**Required work**.
Every line below that has the string "JSON" needs to be copied.

**Records supplied**.
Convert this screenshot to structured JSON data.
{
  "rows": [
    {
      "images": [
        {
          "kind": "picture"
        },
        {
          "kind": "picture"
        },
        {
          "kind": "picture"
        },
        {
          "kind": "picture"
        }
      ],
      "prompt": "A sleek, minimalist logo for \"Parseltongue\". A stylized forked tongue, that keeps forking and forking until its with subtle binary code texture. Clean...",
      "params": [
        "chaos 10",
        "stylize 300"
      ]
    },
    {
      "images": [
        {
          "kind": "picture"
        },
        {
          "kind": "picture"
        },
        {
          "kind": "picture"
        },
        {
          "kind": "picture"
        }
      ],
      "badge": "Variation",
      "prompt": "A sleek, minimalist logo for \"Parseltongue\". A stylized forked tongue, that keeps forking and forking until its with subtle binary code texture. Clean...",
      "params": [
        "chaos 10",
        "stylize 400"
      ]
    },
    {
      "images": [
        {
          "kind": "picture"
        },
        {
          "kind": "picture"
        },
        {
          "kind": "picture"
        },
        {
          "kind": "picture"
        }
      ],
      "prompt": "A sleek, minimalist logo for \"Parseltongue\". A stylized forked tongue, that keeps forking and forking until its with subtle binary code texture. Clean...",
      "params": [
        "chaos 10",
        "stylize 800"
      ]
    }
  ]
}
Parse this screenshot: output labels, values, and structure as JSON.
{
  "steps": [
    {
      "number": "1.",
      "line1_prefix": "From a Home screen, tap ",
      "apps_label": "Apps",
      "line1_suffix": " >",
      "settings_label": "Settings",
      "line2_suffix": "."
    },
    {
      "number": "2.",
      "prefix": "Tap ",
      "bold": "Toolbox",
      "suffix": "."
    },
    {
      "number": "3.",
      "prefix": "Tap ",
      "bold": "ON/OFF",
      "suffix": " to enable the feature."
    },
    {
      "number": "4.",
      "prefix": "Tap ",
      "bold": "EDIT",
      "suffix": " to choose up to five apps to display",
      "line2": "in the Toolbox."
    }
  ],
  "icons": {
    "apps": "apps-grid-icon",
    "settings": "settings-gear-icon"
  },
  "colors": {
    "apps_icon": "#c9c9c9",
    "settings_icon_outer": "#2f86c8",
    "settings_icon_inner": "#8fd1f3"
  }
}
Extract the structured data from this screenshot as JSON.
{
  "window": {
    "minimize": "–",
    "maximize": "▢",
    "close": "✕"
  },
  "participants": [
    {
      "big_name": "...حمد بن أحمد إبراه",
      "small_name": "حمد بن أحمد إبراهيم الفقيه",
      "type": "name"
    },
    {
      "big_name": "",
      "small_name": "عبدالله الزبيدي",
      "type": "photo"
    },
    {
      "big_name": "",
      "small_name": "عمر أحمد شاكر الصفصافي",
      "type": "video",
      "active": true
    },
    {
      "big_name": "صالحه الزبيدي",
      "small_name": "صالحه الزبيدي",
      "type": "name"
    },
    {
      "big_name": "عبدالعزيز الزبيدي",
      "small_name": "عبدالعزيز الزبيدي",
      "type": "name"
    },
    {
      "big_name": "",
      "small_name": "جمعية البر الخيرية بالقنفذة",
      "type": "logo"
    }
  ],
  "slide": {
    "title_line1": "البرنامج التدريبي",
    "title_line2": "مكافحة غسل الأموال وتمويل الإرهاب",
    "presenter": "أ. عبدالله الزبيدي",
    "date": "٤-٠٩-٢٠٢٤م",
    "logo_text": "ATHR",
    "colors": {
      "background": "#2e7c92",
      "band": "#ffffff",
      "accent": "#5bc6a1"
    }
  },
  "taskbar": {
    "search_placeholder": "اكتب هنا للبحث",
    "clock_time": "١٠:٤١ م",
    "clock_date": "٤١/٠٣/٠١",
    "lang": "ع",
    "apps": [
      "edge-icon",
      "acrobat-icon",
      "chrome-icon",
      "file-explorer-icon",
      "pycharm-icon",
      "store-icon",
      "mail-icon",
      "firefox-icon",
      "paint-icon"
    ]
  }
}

**Answer to this exercise**.
Convert this screenshot to structured JSON data.
Parse this screenshot: output labels, values, and structure as JSON.
Extract the structured data from this screenshot as JSON.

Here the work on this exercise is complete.